“I want to see my Queer and Trans rights!”

Eve Moreno at the GLAAD Rising Stars Red Carpet.

 

Gotita de Amor was played religiously every night in my South East Los Angeles home. I resonated with this novela so much because of the enthusiasm shown by the character Chabelita. Chabelita was a runaway orphan on a search for her father in Mexico City. Chabelita’s desire to seek love and a place of belonging was what attracted me to the novela. During my childhood, every night you would find me next to my mother; She would pass me folded clothes to stack higher than I could actually reach [as we sat in our living room.] Growing up in a low-income, Latino(Latinx) household meant many different things to my spirit. I searched unconditionally for the feminine energy on television screens, in the hearts of my friends in school, and in the arms of my mother. My reclaimed femininity was seen as a threat to several forces in my life, and no matter what mannerism I adapted to decenter masculinity it would always rear its institutional head. Being assigned male at birth didn’t just mean I was assigned male at birth, it means that I am assigned a man by the world everyday.

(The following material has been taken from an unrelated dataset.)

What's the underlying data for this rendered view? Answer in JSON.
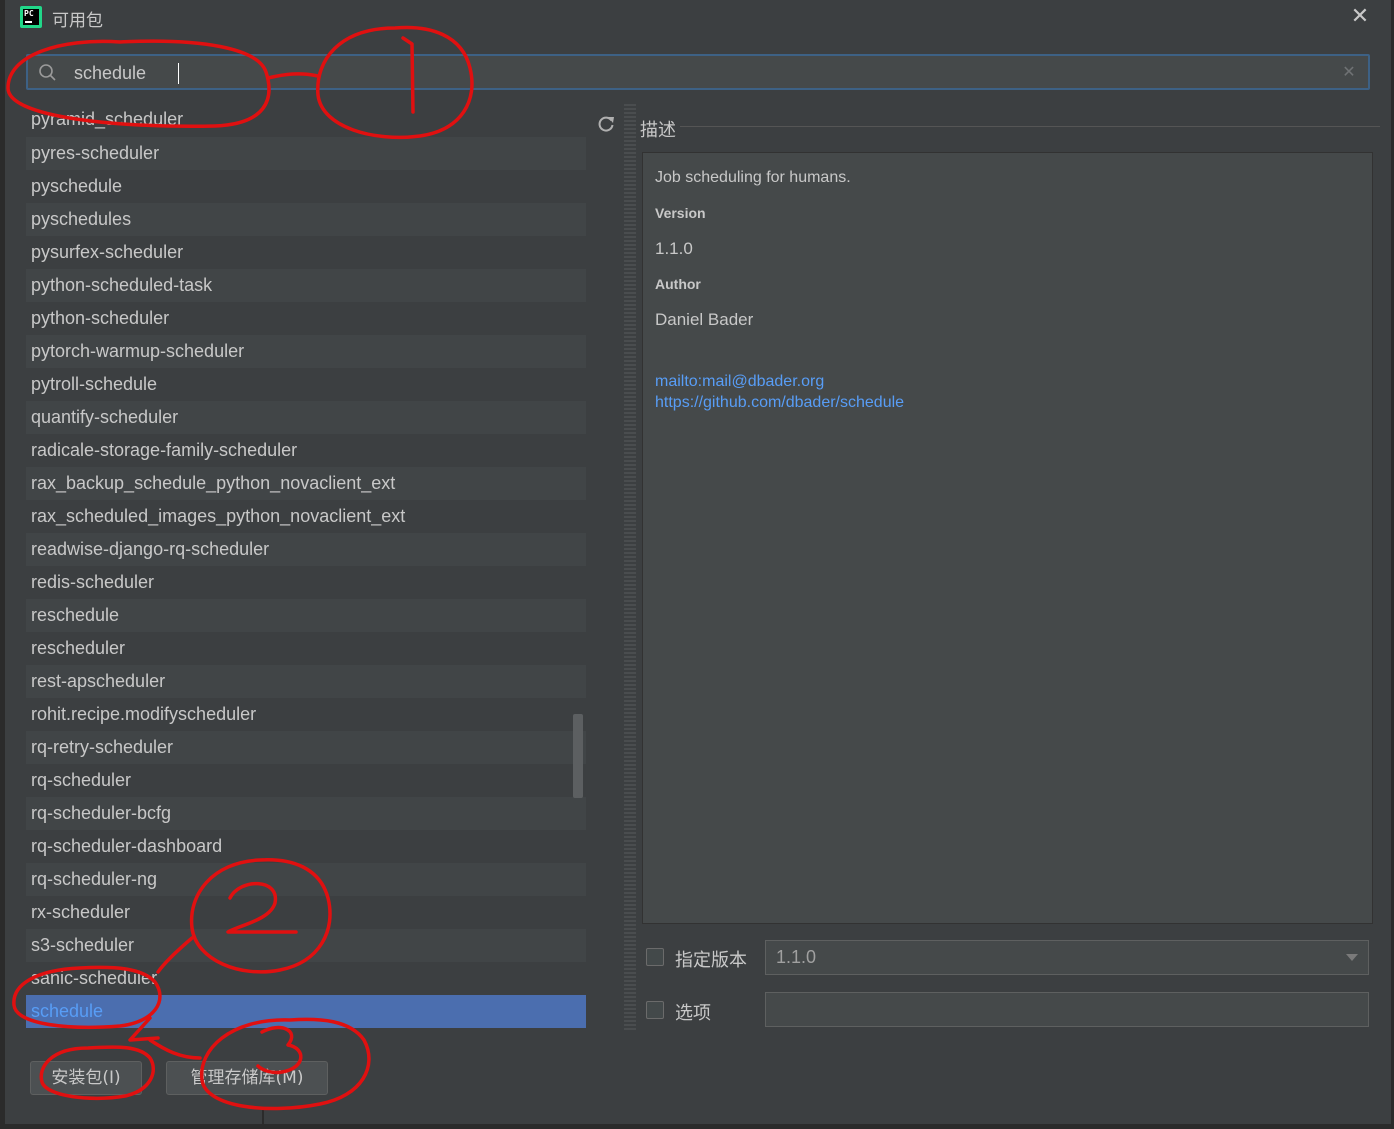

I can still feel waves of sadness loom over me as my siblings tore down my excitement to watch novelas(spanish word for soap operas) with my mother, after a long day of physical and emotional labor spent dealing with the ferocity of a world tearing me down.

Growing up as a transgender and queer youth, I crafted imaginary realities, and even dreamed of queer and transgender friends. The closest I had to queer and transgender media growing up was the animated cartoon Sailor Moon. Usagi and her group of middle school friends were students by day, and would transform into Sailor Guardians by night. Two Sailor Scouts in particular, Sailor Uranus and Sailor Neptune are queer lovers who fought alongside the other Sailor Scouts. Sailor Moon is a Japanese cartoon that aired in the United States, however U.S. media filtered the series to conceal Uranus and Neptune’s queer identities. To this day, I often watch Sailor Moon and Gotita de Amor as a form of self care and inspiration for the media projects I currently dedicate myself to. My media work focuses on highlighting the experiences of transgender and queer people of color through photography, videography, illustration, and journalism. In terms of Spanish-Language television, there is little, to no representation of transgender women, and their stories in this arena of media. Nor, is there a representation of low-income transgender and queer youth who are visibly of color.

Image created by Eve Moreno in front of mural of the Virgen de Guadalupe appearing to Diego.The absence of  transgender women of color in Spanish-Language television adds to the extreme violence this community faces. In 2017, there were 28 transgender women of color reported murdered in the United States: compared to Mexico, where the reported murders were double that (over 55), and in Brazil it was triple (over 150).  Without their identities being reflected in Spanish-Language media, there is not an investment in the mental and spiritual wellness of these communities. Representation, and inclusion matters because it creates a culture of acceptance: Transgender women, and transgender people exist, and we aren’t going anywhere. I want to see transgender women and femmes included in Spanish-Language media, and the work I do as a multimedia artist is barely scratching the surface. To start, I envision a television series where a young transgender girl is finally going to take a big step in her life, she’s going to come out to her family, and friends at school as transgender. The character is a catholic raised child whose first experience with trans identity was the group of  transgender women who found her lost in the local city fair. Since that experience, the main character dreams of being as glamorous as the women who found her wandering the streets alone. The character is a senior in highschool, and she wants to go to the University to study Political Science; her dream is to be President of her country.

An image of two people, one with a rainbow flag and one with a trans flag in Los Angeles.The absence of Lesbian, Gay, Bisexual, Transgender, Queer, Intersex, Asexual, and Positive (LGBTQIA+) representation in Spanish-Language media needs immediate cultural diffusion. By advocating for more transgender and queer representation in spanish speaking culture, stigmas will diminish and one day be completely gone. These stigmas include, but are not limited, to misogyny, homophobia, and transphobia. In 2016, The LGBTQIA+ community experienced a deadly attack on their community. The attacks on Pulse Nightclub in Orlando, FL created deep sadness within the this community, especially the Latinx community. Forty-nine people, a majority of them black and brown Latinx people, were killed during the attacks on the nightclub, Sunday June 12th. It is critical to usher a culture of acceptance through multimedia advocacy. By including us in the media, it is my hope that acceptance will reign the hearts of people all across the world, and not just the spanish speaking community.

Sources:

Violence against the trans community in 2017

http://www.bbc.com/news/world-us-canada-36511778

https://www.hrc.org/resources/violence-against-the-transgender-community...